These algorithms, and artificial intelligence techniques more broadly, represent a point where health technology may outstrip human understanding. The medical community is increasingly using very complicated algorithms and cutting edge artificial intelligence to predict and guide health care, such as recommending a certain dose of insulin to a diabetic patient. Some of these new techniques support innovation and push the boundaries of medicine but others may be based on errors and lead to sub-optimal care. New legal and regulatory tools are needed to understand how this field should be developed, regulated, and implemented in order to harness the tremendous possibilities of transforming health care for the better while reflecting the difference between these tools and previous health care diagnostics. PMAIL aims to tackle exactly those issues and help develop those tools.
PMAIL will provide a comparative analysis of the law and ethics of black-box precision medicine, explaining the shortcomings of the current innovation policy landscape in Europe and the US, and providing a comprehensive examination of various policy options to better harness the potential of black-box medicine. It will be a major initiative, spanning five years of study.
PMAIL seeks to answer important health technology questions, such as:
What exactly are—or will be—the distinguishing features and added benefits of black-box medicine in comparison to traditional personalized medicine?
What are the concrete scientific and legal hurdles to the further development of black-box medicine?
How does the legal framework differ in the US and Europe and what could each learn from the other?
How much control should patients have over how their data is used to produce personalized medicine models and the use of these models in their health care?
PMAIL seeks to answer these questions by: reviewing biomedical literature in order to get a basic understanding of the most important technologies for the development of precision medicine; investigating the landscape of intellectual property incentives commonly used to support the development of the technology that is most relevant to precision medicine; analyzing the implications of recent intellectual property case law in the US and the E.U. on “black box” personalized medicine; assessing and evaluating the nature, source(s), and extent of the incentive gap for developing precision medicine and the feasibility, efficacy, and lawfulness of proposed legal policy solutions.

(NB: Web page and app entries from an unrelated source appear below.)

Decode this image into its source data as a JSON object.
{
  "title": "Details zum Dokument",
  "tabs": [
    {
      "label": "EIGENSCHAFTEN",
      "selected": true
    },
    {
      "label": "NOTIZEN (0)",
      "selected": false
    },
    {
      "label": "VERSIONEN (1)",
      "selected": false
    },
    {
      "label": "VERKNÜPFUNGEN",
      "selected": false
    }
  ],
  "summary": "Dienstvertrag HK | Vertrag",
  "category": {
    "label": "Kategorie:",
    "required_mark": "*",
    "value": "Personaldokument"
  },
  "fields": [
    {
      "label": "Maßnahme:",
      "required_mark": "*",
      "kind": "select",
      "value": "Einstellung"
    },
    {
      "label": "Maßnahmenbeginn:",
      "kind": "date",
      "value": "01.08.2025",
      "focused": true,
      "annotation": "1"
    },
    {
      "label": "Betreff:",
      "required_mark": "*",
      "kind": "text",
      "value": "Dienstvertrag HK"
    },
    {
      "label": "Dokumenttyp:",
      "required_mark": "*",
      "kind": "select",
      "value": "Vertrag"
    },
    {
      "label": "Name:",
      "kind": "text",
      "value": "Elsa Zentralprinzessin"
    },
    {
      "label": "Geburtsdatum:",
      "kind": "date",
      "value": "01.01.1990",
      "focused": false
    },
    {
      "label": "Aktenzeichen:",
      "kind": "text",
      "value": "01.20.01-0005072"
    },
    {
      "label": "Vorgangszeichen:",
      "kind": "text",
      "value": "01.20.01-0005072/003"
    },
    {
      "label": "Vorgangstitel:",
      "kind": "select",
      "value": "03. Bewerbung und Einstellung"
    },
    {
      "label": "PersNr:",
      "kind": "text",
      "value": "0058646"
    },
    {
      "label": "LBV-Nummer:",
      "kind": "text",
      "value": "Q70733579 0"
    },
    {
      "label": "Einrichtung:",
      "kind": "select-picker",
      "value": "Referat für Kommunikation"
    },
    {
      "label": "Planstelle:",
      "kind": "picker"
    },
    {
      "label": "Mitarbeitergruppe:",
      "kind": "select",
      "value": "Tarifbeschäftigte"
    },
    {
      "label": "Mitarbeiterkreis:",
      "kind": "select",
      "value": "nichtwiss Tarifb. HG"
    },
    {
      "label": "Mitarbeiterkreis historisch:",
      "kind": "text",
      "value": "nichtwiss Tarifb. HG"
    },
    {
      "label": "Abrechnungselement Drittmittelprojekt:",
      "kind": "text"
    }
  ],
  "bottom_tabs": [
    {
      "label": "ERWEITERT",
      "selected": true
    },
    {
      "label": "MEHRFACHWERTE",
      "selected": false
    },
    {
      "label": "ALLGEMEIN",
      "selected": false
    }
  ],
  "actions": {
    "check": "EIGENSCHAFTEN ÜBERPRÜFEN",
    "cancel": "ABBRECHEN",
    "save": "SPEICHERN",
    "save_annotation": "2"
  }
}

I. Glenn Cohen, James A. Attwood and Leslie Williams Professor of Law, Harvard Law School and Faculty Director, Petrie-Flom Center
Carmel Shachar, Executive Director, Petrie-Flom Center, and Lecturer on Law, Harvard Law School
Nicholson Price, Assistant Professor of Law, University of Michigan School of Law
Timo Minssen, Founder and Managing Director, Center for Advanced Studies in Biomedical Innovation Law and Professor of Law, University of Copenhagen
Sara Gerke, Research Fellow for Precision Medicine, Petrie-Flom Center
This research is supported by a Novo Nordisk Foundation-grant for a Collaborative Research Programme (grant agreement number NNF17SA027784).